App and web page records
»»

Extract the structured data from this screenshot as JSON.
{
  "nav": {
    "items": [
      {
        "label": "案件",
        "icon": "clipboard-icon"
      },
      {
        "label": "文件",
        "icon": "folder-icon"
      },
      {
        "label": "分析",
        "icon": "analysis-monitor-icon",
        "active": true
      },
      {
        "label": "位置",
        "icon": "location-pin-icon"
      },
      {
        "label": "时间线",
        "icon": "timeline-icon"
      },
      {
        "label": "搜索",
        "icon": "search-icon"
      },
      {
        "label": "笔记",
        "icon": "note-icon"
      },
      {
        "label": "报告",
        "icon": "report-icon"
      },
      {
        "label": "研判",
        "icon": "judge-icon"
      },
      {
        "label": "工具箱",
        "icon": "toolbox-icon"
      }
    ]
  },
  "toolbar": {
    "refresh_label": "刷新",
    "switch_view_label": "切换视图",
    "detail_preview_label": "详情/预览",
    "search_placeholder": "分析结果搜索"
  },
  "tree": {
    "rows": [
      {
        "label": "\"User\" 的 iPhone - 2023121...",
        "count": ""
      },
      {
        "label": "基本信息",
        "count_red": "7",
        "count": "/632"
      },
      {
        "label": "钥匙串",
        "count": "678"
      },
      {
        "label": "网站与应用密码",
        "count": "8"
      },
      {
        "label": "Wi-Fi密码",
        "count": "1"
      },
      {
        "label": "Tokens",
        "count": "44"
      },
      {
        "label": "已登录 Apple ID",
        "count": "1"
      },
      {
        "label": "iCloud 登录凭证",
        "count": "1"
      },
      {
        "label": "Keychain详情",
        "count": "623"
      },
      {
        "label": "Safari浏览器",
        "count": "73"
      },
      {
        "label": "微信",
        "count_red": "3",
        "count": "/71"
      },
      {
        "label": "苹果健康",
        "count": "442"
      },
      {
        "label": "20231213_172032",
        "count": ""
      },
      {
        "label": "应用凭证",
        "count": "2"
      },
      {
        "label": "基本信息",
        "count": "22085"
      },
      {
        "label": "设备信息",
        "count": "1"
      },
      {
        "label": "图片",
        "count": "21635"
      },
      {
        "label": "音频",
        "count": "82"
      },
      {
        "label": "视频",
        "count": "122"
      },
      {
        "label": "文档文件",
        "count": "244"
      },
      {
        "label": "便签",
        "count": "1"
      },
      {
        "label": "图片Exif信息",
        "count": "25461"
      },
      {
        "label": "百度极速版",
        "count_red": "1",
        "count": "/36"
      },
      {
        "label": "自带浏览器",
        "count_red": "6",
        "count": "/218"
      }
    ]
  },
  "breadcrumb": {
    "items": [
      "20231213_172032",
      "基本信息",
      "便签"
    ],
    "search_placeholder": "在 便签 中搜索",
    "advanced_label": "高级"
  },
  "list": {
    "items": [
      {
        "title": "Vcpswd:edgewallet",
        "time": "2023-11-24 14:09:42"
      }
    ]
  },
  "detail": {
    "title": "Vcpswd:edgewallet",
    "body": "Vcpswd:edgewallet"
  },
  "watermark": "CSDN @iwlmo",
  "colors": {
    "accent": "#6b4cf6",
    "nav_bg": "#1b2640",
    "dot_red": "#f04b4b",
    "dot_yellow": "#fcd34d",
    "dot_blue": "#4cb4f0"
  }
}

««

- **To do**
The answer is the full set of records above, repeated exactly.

- **Your response**
Extract the structured data from this screenshot as JSON.
{
  "nav": {
    "items": [
      {
        "label": "案件",
        "icon": "clipboard-icon"
      },
      {
        "label": "文件",
        "icon": "folder-icon"
      },
      {
        "label": "分析",
        "icon": "analysis-monitor-icon",
        "active": true
      },
      {
        "label": "位置",
        "icon": "location-pin-icon"
      },
      {
        "label": "时间线",
        "icon": "timeline-icon"
      },
      {
        "label": "搜索",
        "icon": "search-icon"
      },
      {
        "label": "笔记",
        "icon": "note-icon"
      },
      {
        "label": "报告",
        "icon": "report-icon"
      },
      {
        "label": "研判",
        "icon": "judge-icon"
      },
      {
        "label": "工具箱",
        "icon": "toolbox-icon"
      }
    ]
  },
  "toolbar": {
    "refresh_label": "刷新",
    "switch_view_label": "切换视图",
    "detail_preview_label": "详情/预览",
    "search_placeholder": "分析结果搜索"
  },
  "tree": {
    "rows": [
      {
        "label": "\"User\" 的 iPhone - 2023121...",
        "count": ""
      },
      {
        "label": "基本信息",
        "count_red": "7",
        "count": "/632"
      },
      {
        "label": "钥匙串",
        "count": "678"
      },
      {
        "label": "网站与应用密码",
        "count": "8"
      },
      {
        "label": "Wi-Fi密码",
        "count": "1"
      },
      {
        "label": "Tokens",
        "count": "44"
      },
      {
        "label": "已登录 Apple ID",
        "count": "1"
      },
      {
        "label": "iCloud 登录凭证",
        "count": "1"
      },
      {
        "label": "Keychain详情",
        "count": "623"
      },
      {
        "label": "Safari浏览器",
        "count": "73"
      },
      {
        "label": "微信",
        "count_red": "3",
        "count": "/71"
      },
      {
        "label": "苹果健康",
        "count": "442"
      },
      {
        "label": "20231213_172032",
        "count": ""
      },
      {
        "label": "应用凭证",
        "count": "2"
      },
      {
        "label": "基本信息",
        "count": "22085"
      },
      {
        "label": "设备信息",
        "count": "1"
      },
      {
        "label": "图片",
        "count": "21635"
      },
      {
        "label": "音频",
        "count": "82"
      },
      {
        "label": "视频",
        "count": "122"
      },
      {
        "label": "文档文件",
        "count": "244"
      },
      {
        "label": "便签",
        "count": "1"
      },
      {
        "label": "图片Exif信息",
        "count": "25461"
      },
      {
        "label": "百度极速版",
        "count_red": "1",
        "count": "/36"
      },
      {
        "label": "自带浏览器",
        "count_red": "6",
        "count": "/218"
      }
    ]
  },
  "breadcrumb": {
    "items": [
      "20231213_172032",
      "基本信息",
      "便签"
    ],
    "search_placeholder": "在 便签 中搜索",
    "advanced_label": "高级"
  },
  "list": {
    "items": [
      {
        "title": "Vcpswd:edgewallet",
        "time": "2023-11-24 14:09:42"
      }
    ]
  },
  "detail": {
    "title": "Vcpswd:edgewallet",
    "body": "Vcpswd:edgewallet"
  },
  "watermark": "CSDN @iwlmo",
  "colors": {
    "accent": "#6b4cf6",
    "nav_bg": "#1b2640",
    "dot_red": "#f04b4b",
    "dot_yellow": "#fcd34d",
    "dot_blue": "#4cb4f0"
  }
}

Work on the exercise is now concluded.